“No, during broad day light”, he answered.

Pointing to the jungle, he said, “We had to pass through this dense jungle. It wasn’t heavily frequented, and during the festivals, dacoits knew service holders would be returning to the hills after pocketing their salaries. The dacoits would target them. Once, mum and my brother encountered some dacoits. They managed to flee, but I remember brother Ganu and mother talking about it for ages even after –  a special memory they shared”.

My father has lost both – his brother and his mother. Perhaps that was his way of remembering them – through stories. I think I also noticed a certain pain in his voice – or it could be just me. Nevertheless, there was silence in the car for a certain period of time following the anecdote.

Just around the time the sun was setting, we reached Hile – our hotel was perched atop a small hill. It was windy outside, and we took shelter inside the hotel. Wide windows offered a beautiful view – we enjoyed a nice warm dinner, and settled in for the night.

Back to Dharan:

The next morning, we enjoyed a leisurely breakfast, and then made along the way back to Dharan. It was an uneventful journey – the same roads, the same trees, and the same houses – I will have to travel to Dhankuta sometime again this year itself. And probably more in my lifetime – however, the journey will never be the same.

Just like the journey reminded my father of his memories, I, too when travelling through the winding roads will remember this particular journey.
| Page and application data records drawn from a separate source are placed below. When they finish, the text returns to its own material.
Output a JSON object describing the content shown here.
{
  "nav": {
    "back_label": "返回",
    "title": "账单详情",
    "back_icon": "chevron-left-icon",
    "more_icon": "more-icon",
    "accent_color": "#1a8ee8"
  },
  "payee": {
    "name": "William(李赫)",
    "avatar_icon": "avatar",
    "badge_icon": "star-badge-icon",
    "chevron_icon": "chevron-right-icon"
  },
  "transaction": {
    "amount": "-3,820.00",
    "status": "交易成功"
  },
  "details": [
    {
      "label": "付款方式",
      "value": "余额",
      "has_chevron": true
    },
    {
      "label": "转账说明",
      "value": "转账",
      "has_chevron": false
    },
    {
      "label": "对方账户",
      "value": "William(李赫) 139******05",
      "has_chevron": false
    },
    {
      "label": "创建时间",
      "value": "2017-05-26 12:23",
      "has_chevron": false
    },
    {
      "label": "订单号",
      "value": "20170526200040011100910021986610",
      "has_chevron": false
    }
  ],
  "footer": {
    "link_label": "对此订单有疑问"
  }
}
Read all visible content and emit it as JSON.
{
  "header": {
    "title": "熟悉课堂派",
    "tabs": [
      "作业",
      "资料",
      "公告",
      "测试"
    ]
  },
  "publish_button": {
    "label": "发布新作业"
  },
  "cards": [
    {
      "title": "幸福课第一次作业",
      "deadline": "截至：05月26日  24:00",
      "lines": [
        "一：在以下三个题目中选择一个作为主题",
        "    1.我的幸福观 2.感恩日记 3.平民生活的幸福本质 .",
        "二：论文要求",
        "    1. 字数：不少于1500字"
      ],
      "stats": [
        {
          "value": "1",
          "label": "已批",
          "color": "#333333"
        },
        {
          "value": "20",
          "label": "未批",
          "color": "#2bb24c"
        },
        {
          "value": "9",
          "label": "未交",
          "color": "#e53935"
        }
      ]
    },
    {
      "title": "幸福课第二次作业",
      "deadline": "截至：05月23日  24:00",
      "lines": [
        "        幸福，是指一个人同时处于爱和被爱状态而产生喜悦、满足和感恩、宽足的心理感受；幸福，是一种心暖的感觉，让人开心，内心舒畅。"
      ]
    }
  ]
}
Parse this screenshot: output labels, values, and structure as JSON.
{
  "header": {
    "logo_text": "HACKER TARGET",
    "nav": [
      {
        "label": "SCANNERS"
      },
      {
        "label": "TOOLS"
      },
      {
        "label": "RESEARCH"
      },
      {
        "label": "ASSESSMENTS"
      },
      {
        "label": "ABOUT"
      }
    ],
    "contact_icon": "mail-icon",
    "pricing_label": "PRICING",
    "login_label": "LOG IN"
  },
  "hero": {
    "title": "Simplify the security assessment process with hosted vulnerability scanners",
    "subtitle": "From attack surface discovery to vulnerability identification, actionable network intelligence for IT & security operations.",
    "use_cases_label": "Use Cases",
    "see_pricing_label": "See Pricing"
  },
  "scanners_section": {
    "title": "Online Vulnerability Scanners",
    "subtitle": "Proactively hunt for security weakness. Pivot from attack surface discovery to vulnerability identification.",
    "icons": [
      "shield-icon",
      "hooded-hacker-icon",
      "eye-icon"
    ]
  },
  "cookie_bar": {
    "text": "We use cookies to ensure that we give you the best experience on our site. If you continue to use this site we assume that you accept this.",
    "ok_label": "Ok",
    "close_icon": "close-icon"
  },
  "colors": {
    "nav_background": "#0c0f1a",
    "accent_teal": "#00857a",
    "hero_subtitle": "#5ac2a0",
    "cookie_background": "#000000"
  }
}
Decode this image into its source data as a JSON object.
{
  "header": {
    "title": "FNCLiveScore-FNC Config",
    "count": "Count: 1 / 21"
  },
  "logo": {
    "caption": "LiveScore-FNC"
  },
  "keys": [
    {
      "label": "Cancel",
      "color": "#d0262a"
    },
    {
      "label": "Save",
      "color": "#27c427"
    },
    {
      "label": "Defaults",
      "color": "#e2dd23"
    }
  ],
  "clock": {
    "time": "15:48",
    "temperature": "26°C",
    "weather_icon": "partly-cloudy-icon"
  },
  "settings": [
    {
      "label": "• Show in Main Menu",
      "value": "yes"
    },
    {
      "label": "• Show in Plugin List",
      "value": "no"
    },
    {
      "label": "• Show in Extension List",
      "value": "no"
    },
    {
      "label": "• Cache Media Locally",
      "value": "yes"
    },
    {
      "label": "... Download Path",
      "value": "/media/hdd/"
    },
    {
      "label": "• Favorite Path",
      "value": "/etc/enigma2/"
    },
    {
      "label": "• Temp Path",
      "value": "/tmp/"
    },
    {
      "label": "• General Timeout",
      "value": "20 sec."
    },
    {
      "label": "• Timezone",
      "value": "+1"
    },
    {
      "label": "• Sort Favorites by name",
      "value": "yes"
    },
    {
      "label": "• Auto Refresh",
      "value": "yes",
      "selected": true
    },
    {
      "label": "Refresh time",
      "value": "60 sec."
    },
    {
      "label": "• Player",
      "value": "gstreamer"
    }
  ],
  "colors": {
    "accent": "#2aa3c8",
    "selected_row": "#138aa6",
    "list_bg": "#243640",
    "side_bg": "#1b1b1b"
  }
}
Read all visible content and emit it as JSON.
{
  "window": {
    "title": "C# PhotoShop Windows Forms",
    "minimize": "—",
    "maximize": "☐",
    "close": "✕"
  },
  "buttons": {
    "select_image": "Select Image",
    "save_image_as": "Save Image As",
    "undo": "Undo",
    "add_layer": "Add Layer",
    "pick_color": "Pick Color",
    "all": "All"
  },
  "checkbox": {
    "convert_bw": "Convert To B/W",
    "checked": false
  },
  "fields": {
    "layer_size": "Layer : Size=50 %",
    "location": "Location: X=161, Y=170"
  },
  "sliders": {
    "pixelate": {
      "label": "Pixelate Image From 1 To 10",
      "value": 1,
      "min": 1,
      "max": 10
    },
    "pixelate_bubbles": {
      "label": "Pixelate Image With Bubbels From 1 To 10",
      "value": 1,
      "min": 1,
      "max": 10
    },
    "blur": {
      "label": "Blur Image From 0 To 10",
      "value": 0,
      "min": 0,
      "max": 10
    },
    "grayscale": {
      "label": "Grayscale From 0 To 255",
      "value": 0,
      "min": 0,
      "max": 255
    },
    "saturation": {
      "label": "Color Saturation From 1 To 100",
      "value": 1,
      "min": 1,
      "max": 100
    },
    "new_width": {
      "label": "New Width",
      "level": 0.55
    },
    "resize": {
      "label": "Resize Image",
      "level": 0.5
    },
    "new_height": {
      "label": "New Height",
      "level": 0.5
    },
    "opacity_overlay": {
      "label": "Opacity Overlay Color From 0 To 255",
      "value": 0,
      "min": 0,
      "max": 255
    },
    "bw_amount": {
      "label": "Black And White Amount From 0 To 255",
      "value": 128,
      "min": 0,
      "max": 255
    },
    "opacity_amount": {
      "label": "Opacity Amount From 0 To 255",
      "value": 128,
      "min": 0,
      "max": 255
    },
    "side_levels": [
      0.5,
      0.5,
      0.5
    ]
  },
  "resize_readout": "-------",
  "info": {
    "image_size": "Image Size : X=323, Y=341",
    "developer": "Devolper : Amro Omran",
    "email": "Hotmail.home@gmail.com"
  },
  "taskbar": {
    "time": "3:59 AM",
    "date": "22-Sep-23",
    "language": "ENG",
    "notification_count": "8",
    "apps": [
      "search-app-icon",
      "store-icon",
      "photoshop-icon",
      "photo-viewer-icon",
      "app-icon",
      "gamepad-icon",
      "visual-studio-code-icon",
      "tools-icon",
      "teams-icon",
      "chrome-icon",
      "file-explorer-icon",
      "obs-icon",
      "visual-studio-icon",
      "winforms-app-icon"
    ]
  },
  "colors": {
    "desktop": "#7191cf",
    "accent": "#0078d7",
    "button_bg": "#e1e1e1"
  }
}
I too have one more memory to share with my family members – of my ride with my parents to Basantapur.

Homes in the hills of Terhathum (Image: Pankaj Thapa/Nepalese Voice)